With three, seven-point questions, the scale measures how much a person believes that he/she has superiority and higher status compared to other owners/users of a particular brand.

How unique and noticed a person believes he/she would feel with a certain product is measured with three, seven-point items.

Using nine-point unipolar items, the scale measures the degree to which a company is considered to be organized, effective, and decisive in its interactions with customers.  Two versions of the scale are described: one with three items and another with nine.

The scale has three, nine-point unipolar items that measure the extent to which a company or set of companies is viewed as lacking competence in its interactions with customers.

Using nine-point unipolar items, the scale measures the degree to which a company is considered to be moral, kind, and helpful in its interactions with customers.  Two versions of the scale are described: one with three items and another with ten.

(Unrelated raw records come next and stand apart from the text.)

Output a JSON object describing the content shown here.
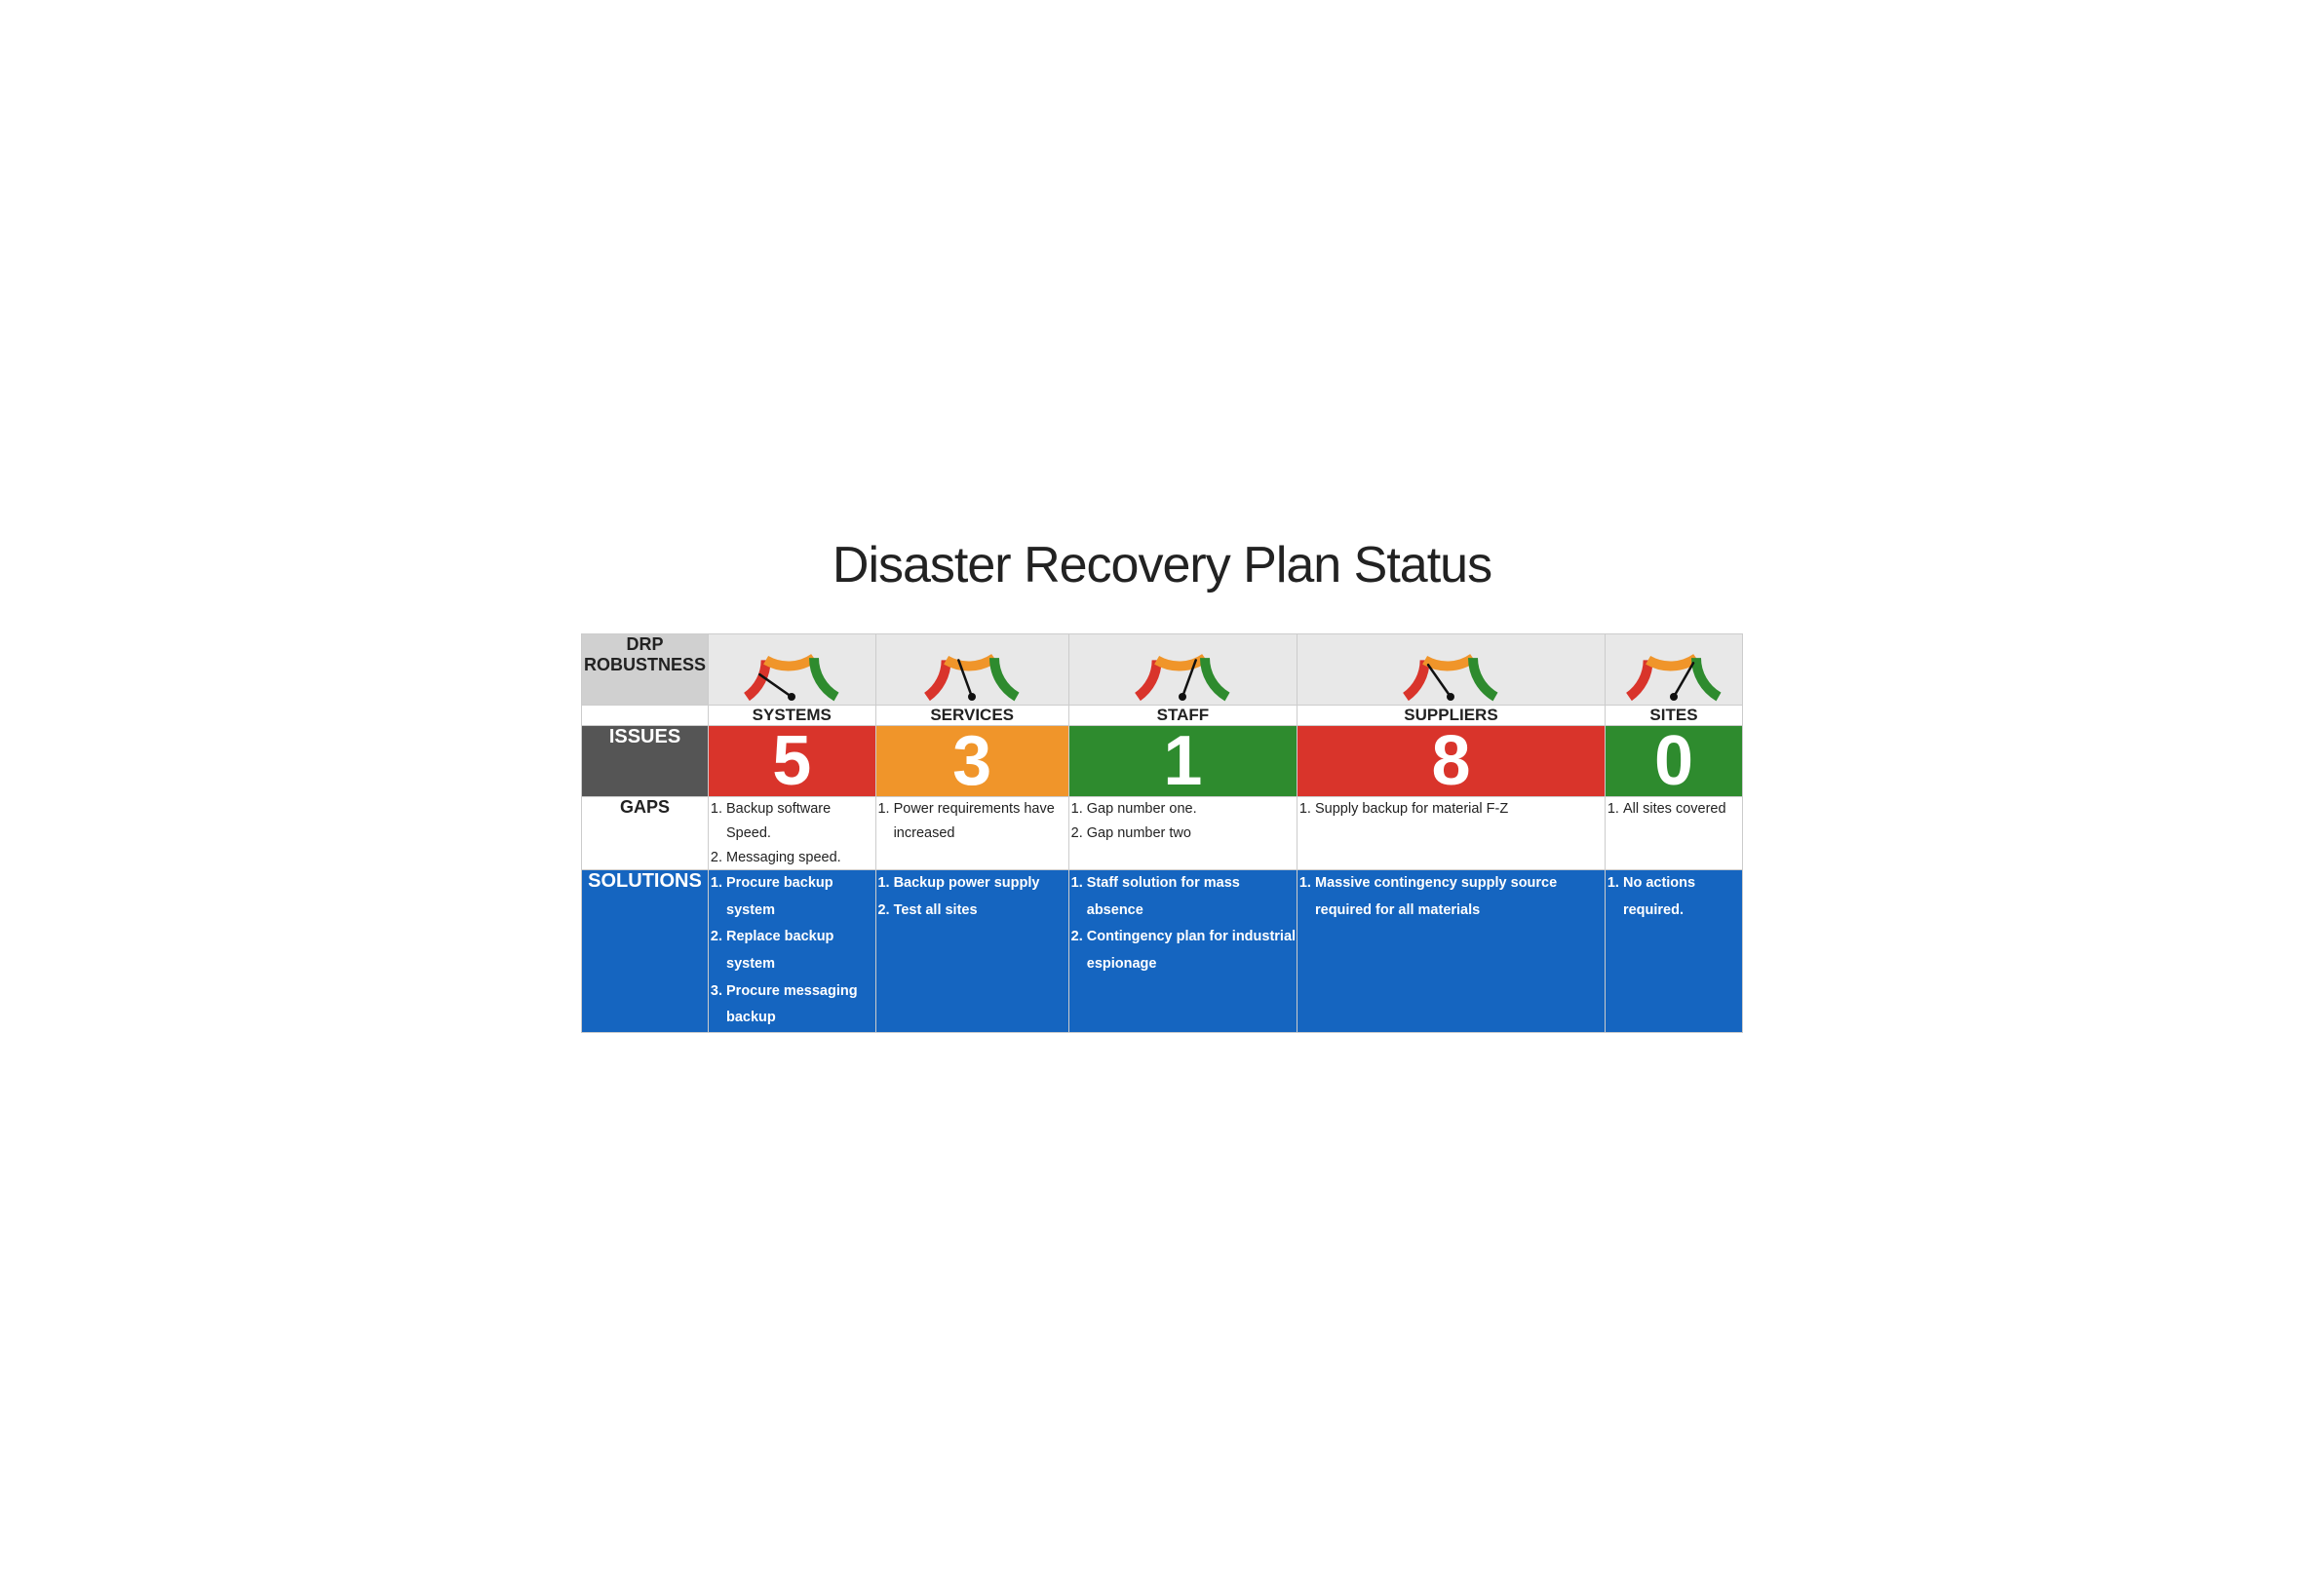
{
  "title": "Disaster Recovery Plan Status",
  "drp_label": "DRP\nROBUSTNESS",
  "columns": [
    {
      "id": "systems",
      "label": "SYSTEMS",
      "issues": "5",
      "issues_bg": "red",
      "gauge_needle_angle": -55,
      "gaps": [
        "Backup software Speed.",
        "Messaging speed."
      ],
      "solutions": [
        "Procure backup system",
        "Replace backup system",
        "Procure messaging backup"
      ]
    },
    {
      "id": "services",
      "label": "SERVICES",
      "issues": "3",
      "issues_bg": "orange",
      "gauge_needle_angle": -20,
      "gaps": [
        "Power requirements have increased"
      ],
      "solutions": [
        "Backup power supply",
        "Test all sites"
      ]
    },
    {
      "id": "staff",
      "label": "STAFF",
      "issues": "1",
      "issues_bg": "green",
      "gauge_needle_angle": 20,
      "gaps": [
        "Gap number one.",
        "Gap number two"
      ],
      "solutions": [
        "Staff solution for mass absence",
        "Contingency plan for industrial espionage"
      ]
    },
    {
      "id": "suppliers",
      "label": "SUPPLIERS",
      "issues": "8",
      "issues_bg": "red",
      "gauge_needle_angle": -35,
      "gaps": [
        "Supply backup for material F-Z"
      ],
      "solutions": [
        "Massive contingency supply source required for all materials"
      ]
    },
    {
      "id": "sites",
      "label": "SITES",
      "issues": "0",
      "issues_bg": "green",
      "gauge_needle_angle": 30,
      "gaps": [
        "All sites covered"
      ],
      "solutions": [
        "No actions required."
      ]
    }
  ],
  "row_labels": {
    "drp": "DRP ROBUSTNESS",
    "issues": "ISSUES",
    "gaps": "GAPS",
    "solutions": "SOLUTIONS"
  }
}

Three, nine-point unipolar items measure the extent to which a company or set of companies is viewed as lacking friendliness and warmth in its interactions with customers.

How confined and stuffy a space feels to a person is measured with five, seven-point items. 

The degree to which a person believes there are clear social norms that people should comply with in his/her country is measured with six, seven-point Likert-type items.

Five, seven-point Likert-type items are used to measure how much a person believes there are clear social norms and that he/she should comply with them.

The scale has three, seven-point Likert-type items that measure the degree to which a consumer worries that purchasing a certain product might result in others thinking less of him/her.